This blog entry continues an ongoing series of articles describing Phantom Playbooks, which the platform uses to automate and orchestrate your security operations plan. This example examines one of the playbooks included with the Phantom Platform.
Sometimes the easiest way to gain a foothold on a corporate network is to place a Wireless Access Point (WAP) right outside the door and wait to see who connects to it. Other times, the easiest way into a network is to drive by (literally) and monitor for networks that are not using modern security protocols. Either way, it helps to know what wireless networks are in range of your office and whether they are official corporate WAPs. There are many ways to do this, but in this example, we dusted off an extra Raspberry Pi 3 and took it for a spin around the office to see what WAPs were broadcasting in our vicinity.
When we scanned the area, we found a large number of access points and needed to figure out a way to triage them efficiently. Naturally, we turned to the Phantom Platform! Based on our policy, we built two custom lists on Phantom. The first is a whitelist of our official corporate networks.
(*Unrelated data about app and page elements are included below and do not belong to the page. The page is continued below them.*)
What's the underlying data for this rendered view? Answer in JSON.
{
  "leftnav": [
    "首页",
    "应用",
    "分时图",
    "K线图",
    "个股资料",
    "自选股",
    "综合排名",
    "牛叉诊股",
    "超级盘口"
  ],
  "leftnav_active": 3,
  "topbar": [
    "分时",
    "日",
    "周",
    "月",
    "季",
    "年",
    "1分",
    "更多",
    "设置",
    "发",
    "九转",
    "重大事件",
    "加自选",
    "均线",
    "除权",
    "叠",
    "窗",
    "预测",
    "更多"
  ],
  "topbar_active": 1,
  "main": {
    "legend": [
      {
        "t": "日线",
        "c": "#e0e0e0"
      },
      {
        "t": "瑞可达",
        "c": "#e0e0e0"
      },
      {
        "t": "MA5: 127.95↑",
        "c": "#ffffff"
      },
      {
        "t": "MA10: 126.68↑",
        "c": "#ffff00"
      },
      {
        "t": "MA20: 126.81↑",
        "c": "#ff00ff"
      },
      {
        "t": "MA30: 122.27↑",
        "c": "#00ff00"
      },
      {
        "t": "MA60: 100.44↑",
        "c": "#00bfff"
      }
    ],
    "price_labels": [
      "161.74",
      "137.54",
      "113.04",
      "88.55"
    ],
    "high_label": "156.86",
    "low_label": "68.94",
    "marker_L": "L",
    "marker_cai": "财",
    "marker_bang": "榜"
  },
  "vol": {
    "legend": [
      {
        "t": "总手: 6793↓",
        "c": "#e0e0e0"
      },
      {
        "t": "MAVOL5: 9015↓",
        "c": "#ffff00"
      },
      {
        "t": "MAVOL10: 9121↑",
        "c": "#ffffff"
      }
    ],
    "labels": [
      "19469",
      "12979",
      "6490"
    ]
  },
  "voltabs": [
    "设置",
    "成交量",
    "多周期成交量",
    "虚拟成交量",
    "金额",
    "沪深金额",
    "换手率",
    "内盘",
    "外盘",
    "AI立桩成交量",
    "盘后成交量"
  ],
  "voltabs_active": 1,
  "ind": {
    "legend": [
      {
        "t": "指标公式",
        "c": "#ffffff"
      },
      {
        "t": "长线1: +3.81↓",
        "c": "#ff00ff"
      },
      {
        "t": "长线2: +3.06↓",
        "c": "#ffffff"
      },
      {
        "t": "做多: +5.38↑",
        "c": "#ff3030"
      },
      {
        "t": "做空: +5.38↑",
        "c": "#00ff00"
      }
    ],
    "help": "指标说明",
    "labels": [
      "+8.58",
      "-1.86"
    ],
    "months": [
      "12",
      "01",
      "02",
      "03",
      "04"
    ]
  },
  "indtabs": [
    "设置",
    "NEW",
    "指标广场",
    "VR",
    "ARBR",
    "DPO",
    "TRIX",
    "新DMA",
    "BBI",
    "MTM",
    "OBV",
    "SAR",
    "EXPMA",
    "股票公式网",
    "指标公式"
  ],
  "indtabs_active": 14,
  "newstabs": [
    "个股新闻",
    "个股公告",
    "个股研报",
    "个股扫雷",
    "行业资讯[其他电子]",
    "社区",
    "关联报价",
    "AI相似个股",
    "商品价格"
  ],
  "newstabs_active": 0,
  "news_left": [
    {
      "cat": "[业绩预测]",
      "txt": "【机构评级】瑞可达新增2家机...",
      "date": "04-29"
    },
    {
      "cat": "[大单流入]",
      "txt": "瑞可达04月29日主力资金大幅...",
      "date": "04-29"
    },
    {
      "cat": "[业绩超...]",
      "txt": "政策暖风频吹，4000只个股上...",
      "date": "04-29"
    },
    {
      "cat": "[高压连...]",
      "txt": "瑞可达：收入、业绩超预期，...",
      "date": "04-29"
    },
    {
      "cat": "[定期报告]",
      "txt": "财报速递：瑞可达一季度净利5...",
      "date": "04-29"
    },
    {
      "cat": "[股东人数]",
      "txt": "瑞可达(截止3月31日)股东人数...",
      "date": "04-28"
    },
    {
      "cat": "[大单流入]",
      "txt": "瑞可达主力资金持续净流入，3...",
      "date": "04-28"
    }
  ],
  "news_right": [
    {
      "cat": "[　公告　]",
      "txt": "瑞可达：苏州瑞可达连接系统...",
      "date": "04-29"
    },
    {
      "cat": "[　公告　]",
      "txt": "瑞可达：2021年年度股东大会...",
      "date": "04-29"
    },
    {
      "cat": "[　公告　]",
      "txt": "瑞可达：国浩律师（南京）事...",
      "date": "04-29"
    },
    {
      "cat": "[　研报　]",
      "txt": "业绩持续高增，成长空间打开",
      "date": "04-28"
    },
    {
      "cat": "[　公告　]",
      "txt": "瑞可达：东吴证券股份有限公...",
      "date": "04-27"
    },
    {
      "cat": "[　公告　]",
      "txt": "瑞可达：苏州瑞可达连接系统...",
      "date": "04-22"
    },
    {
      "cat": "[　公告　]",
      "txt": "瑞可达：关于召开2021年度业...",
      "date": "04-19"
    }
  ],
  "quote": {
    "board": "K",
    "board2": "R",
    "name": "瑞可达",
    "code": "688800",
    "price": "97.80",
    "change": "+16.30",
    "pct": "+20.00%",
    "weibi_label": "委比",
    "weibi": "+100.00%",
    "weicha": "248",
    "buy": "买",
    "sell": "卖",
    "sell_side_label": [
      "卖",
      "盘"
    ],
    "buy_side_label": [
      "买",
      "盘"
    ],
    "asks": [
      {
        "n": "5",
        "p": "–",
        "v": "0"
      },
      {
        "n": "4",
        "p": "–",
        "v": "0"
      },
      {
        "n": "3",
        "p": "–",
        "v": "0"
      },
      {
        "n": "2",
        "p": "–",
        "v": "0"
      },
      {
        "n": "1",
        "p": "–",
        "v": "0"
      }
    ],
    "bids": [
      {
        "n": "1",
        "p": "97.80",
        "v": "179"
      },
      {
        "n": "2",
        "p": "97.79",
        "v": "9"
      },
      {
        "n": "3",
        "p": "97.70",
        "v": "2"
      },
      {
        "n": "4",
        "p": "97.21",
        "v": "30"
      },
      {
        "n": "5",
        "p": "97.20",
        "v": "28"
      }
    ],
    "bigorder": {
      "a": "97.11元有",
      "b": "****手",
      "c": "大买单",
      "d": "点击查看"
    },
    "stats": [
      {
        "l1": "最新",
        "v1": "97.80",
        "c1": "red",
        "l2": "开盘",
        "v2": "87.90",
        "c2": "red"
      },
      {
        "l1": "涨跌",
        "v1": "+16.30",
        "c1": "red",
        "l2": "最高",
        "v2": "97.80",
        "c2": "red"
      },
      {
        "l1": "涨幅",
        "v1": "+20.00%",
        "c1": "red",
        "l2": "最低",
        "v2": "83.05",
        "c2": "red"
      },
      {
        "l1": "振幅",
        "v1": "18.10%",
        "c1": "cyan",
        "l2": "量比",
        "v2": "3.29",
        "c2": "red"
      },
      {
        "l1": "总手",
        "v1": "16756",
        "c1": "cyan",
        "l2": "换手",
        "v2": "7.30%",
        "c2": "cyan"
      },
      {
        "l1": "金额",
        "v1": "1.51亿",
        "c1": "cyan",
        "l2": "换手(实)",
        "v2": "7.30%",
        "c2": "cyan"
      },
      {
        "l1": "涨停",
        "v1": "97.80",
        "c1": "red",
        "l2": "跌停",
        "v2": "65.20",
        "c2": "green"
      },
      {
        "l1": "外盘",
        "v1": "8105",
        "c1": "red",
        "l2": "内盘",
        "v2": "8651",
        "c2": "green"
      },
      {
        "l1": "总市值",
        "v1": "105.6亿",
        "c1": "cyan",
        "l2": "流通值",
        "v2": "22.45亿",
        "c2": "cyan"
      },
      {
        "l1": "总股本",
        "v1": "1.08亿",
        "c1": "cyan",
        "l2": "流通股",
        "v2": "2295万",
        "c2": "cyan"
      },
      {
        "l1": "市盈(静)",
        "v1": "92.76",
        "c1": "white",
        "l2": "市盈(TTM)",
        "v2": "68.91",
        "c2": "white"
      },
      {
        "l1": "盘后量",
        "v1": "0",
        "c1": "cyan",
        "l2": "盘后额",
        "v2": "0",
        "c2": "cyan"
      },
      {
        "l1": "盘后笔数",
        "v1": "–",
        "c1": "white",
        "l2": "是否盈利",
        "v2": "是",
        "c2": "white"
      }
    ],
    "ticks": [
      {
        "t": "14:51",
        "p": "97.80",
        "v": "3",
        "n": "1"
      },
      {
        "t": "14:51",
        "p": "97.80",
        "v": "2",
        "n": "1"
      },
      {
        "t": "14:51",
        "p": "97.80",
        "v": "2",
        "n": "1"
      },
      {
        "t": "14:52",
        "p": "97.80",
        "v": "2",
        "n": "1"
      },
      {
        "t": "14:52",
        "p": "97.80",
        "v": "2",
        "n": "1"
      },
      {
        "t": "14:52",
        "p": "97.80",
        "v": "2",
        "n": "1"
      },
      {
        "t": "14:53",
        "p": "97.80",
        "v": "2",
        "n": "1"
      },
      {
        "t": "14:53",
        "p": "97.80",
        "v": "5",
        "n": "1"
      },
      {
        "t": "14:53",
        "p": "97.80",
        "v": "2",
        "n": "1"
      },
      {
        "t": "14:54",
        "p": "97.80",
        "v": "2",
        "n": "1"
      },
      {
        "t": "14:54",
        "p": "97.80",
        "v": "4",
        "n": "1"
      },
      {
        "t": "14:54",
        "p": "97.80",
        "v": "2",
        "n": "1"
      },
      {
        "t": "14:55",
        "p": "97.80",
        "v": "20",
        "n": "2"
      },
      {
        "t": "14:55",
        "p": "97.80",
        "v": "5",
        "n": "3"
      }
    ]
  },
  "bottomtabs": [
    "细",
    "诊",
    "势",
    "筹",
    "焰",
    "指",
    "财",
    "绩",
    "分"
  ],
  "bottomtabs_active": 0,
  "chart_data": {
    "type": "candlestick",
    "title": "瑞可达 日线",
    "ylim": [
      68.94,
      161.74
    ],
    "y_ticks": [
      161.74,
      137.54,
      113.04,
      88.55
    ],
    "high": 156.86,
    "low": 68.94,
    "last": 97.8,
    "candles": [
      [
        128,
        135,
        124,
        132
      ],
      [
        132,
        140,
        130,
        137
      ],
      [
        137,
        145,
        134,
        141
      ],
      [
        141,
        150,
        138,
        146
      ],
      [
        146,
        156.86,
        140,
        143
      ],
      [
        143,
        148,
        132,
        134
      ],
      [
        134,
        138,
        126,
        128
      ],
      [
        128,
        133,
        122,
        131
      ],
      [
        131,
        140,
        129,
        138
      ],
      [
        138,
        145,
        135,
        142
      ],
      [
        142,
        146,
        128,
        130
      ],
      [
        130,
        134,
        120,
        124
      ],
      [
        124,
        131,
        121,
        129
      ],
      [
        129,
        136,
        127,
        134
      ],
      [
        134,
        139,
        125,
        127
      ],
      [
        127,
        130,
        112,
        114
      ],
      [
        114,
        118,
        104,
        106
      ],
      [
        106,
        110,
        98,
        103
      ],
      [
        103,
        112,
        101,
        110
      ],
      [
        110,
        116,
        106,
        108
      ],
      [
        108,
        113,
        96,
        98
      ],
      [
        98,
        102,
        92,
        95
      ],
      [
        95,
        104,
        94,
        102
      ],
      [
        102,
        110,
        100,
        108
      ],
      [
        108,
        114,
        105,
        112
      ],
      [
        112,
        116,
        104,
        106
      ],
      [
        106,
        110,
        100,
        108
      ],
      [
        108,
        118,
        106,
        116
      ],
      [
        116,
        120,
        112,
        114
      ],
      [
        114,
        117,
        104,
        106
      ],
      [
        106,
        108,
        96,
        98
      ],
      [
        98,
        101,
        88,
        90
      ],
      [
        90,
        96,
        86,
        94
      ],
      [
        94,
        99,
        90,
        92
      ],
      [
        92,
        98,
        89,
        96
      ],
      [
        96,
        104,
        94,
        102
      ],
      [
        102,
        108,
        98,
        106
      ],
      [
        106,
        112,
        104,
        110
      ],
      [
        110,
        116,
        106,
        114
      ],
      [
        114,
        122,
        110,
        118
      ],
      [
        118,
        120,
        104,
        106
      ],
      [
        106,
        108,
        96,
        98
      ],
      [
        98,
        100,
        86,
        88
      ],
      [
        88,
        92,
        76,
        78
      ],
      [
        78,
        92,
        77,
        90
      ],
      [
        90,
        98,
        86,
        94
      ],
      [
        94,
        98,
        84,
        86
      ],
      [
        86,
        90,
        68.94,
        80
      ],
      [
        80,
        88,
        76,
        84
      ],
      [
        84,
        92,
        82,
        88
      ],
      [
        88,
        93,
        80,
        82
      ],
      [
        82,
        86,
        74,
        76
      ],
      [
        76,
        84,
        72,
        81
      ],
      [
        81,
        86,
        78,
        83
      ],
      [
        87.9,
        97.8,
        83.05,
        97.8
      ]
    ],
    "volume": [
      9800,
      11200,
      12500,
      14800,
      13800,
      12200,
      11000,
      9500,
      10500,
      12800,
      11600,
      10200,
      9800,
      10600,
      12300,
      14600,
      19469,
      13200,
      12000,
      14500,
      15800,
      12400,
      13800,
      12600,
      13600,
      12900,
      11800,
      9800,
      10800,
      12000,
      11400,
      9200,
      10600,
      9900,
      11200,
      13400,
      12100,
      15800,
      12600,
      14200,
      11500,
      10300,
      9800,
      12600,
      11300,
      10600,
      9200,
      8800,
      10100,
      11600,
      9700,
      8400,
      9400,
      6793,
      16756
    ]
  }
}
The second is a greylist with a number of network names that sound like our company name. We used a custom Python function to compare whether any of the network names from the scan are similar to any of the entries on our greylist. If we find any of these evil twin WAPs, we know that either something is misconfigured or that we are being targeted.
After triaging the networks found during our scan, the results are stored and an operator is tasked with physically finding and disabling any WAPs identified as rogue. To track all this, we are using one Phantom Case and the Heads-Up Display (HUD) in Mission Control. The HUD is configured to show the signal strength and MAC address of each rogue WAP. The operator can take the Raspberry Pi and a laptop out and about, watching the signal strength change as they get closer to the rogue WAP. Once they find it, they can start a packet capture to see what it is doing, or they can remove it, put it in a Faraday cage, and bring it back to the SOC for forensic analysis.
Phantom Apps Used
To cause the playbook to execute on a regular interval, we configure a Generator asset, a standard data source included with the Phantom Platform, to create events with the label “Wireless.”
- Determine the most recent Phantom Case with the label “Wireless.” That is the case that will be updated with new artifacts and HUD cards.
- Run the WiFi scan with an SSH command sent to the Raspberry Pi
- Parse the results of the WiFi scan
- Check the network names and security protocols against the whitelist
- Check the remaining network names against the greylist
- Update the case with refreshed HUD cards and new artifacts from the scan results
- Task an operator to find the access points, analyze the traffic, and start forensics, if possible
Note that this is an example playbook. You can easily customize this playbook to perform additional security actions. The playbook should ultimately model your Standard Operating Procedures (SOPs) for investigating and remediating rogue WAPs.
You can download this playbook from either the Phantom Community or access it via the Phantom Platform. The platform automatically synchronizes Phantom Community Playbooks to your installation, if configured. If you don’t currently use the Phantom Platform, we invite you to download the free Community Edition today.
View other articles in this Playbook series here.